This actor starred in “Young Frankenstein,” “Willy Wonka & the Chocolate Factory” (the real one, not that Tim Burton remake), “Blazing Saddles” and “The Producers,” and his impact on culture and comedy was immeasurable.
Doesn’t ring a bell? How about those sarcastic “Oh really? Tell me more” memes with his snarky smile, purple suit and burnt orange top hat. There we go. Now we’re on the same page.
Despite having not starred in a feature film since 1991, Gene Wilder’s influence on pop culture is prevalent to this day. His ability to make people laugh is what has set him in stone. It will keep his memory, and influence on comedy, alive long after his death last month from complications related to Alzheimer’s.

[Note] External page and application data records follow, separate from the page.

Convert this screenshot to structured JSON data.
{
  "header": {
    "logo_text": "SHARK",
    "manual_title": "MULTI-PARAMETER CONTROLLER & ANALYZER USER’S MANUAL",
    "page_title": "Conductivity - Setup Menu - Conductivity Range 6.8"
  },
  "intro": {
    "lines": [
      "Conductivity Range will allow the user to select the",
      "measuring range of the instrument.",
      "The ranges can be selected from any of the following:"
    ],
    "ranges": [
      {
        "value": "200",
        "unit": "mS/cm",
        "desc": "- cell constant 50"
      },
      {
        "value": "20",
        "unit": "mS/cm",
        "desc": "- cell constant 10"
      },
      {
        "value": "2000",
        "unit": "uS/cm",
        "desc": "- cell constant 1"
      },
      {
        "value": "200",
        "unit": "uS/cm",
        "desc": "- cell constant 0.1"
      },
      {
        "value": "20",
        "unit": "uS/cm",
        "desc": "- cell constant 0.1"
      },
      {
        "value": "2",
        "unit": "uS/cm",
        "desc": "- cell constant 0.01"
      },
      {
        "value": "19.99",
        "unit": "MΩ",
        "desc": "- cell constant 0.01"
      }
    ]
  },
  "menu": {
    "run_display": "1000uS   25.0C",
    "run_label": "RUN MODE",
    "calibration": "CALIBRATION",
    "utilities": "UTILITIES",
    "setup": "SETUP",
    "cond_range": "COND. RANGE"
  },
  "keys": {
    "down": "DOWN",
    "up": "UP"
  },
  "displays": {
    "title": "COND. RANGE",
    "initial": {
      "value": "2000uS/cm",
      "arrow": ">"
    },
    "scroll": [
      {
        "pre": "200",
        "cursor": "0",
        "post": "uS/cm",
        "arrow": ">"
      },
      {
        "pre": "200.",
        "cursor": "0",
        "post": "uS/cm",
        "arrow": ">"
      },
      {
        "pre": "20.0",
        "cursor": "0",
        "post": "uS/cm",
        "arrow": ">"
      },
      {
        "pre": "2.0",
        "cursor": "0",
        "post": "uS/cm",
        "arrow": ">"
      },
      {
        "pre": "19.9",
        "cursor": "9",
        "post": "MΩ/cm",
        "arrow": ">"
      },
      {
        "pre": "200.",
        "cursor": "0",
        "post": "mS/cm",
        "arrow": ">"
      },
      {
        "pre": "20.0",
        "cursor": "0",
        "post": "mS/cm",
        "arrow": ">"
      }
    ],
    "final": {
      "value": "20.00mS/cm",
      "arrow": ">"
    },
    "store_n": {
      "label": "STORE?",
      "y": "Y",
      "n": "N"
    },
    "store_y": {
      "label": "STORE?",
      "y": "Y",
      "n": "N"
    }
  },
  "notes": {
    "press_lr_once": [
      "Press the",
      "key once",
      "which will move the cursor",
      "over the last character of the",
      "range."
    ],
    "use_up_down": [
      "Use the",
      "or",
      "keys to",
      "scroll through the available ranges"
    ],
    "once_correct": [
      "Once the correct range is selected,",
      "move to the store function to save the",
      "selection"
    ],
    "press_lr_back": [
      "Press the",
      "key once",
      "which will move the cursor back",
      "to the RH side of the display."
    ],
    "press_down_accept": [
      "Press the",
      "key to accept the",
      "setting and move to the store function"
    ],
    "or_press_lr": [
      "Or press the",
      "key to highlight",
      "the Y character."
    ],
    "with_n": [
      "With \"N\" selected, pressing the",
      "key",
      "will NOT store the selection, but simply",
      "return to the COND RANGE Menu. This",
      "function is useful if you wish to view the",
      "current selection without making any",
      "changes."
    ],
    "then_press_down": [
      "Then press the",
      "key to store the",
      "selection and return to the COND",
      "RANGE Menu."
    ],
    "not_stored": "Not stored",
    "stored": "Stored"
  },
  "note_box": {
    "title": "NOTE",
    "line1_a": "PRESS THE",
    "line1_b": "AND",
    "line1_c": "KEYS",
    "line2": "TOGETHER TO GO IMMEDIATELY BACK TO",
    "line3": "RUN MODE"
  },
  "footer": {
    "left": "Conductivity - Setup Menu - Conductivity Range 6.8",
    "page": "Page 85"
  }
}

Wilder acted in 22 films and had starring roles including Willy Wonka, Jim “The Waco Kid” and Leo Bloom, cultural icons known even by millennials, and that’s saying something.
His role as Willy Wonka is likely his most recognizable. Despite not being extremely popular in the box offices, “Willy Wonka & the Chocolate Factory” highlighted Wilder’s ability to blend whimsy and heavyheartedness into one character and became a true classic.
His most impressive role, however, was in Mel Brooks’ “Young Frankenstein,” which Wilder conceived and co-wrote. Wilder balances the sanity and madness of Dr. Frederick Frankenstein (it’s FRONK-IN-STEEN) and makes it look effortless.
From his reaction to Frau Blucher’s line, “Stay close to the candles, the staircase can be treacherous,” while holding three unlit candles to his song and dance to “Puttin’ on the Ritz” alongside his Frankenstinian creation is a comedy masterpiece.
It also resulted in one of his only two Oscar nominations, this one for best Writing Adapted Screeplay. “The Producers” brought him his first nomination, that one for acting.
Wilder starred in several Broadway roles after serving in the Army for two years.
Born Jerome Silberman to Russian-Jewish parents, he changed his name to Gene Wilder when he starred in Macbeth, saying he could not see “Jerry Silberman as Macbeth” on the marquee.
When legendary director Brooks found Wilder, a star team was born.
The three films Brooks and Wilder partnered on were instant cult classics, and deservingly so.
Comedian Richard Pryor saw the end of Wilder’s feature film career, starring with Wilder in four films including his last, “Another You,” in 1991.
The two made one of the greatest comedic duos ever. Wilder co-starred with Cleavon Little in Brooks’ “Blazing Saddles,” which Pryor wrote. It was the first time Pryor and Wilder worked together.
It was Wilder’s most controversial film, and likely one of his funniest performances. “Saddles” was a hilarious satire that would likely be deemed too racially offensive to produce today.
The story focused on Bart (Cleavon Little), a black sheriff in a racist western town, and Wilder’s character Jim, the local drunk and Bart’s only friend, as they protected their homes from a band of criminals.
“Saddles” saw the most box office success of any of Wilder’s films. “Stir Crazy,” where Wilder starred with Pryor, was the second-most successful.
He and Pryor also worked together on “Silver Streak” and “See No Evil.”
Wilder would leave the public eye for the most part after “Another You,” displeased with the quality of most screenplays.
Despite his departure from the limelight, Wilder’s films have remained culturally impactful.
Wilder appeared on TV as late as 2003 in “Will and Grace.” His performance Dr. Stein won a Primetime Emmy Award for Outstanding Guest Actor in a Comedy Series.
Wilder modernized comedy in Hollywood by moving away from “The Three Stooges”-style comedy and pushing one-liners and larger than life comedic situations to the forefront of his films.
His talent with dry humor and brilliant one liners brought a more subtle form of comedy to the forefront of the genre.
Still, Wilder’s legacy is built on his contributions to cancer research after his third wife, Gilda Radner, died from ovarian cancer. The Gilda Radner Ovarian Cancer Detection Program at the Cedars-Sinai Medical Center was named after Wilder’s wife because of his efforts after her death.
Correction: A previous version of this story spelled “treacherous” as “traitorous.”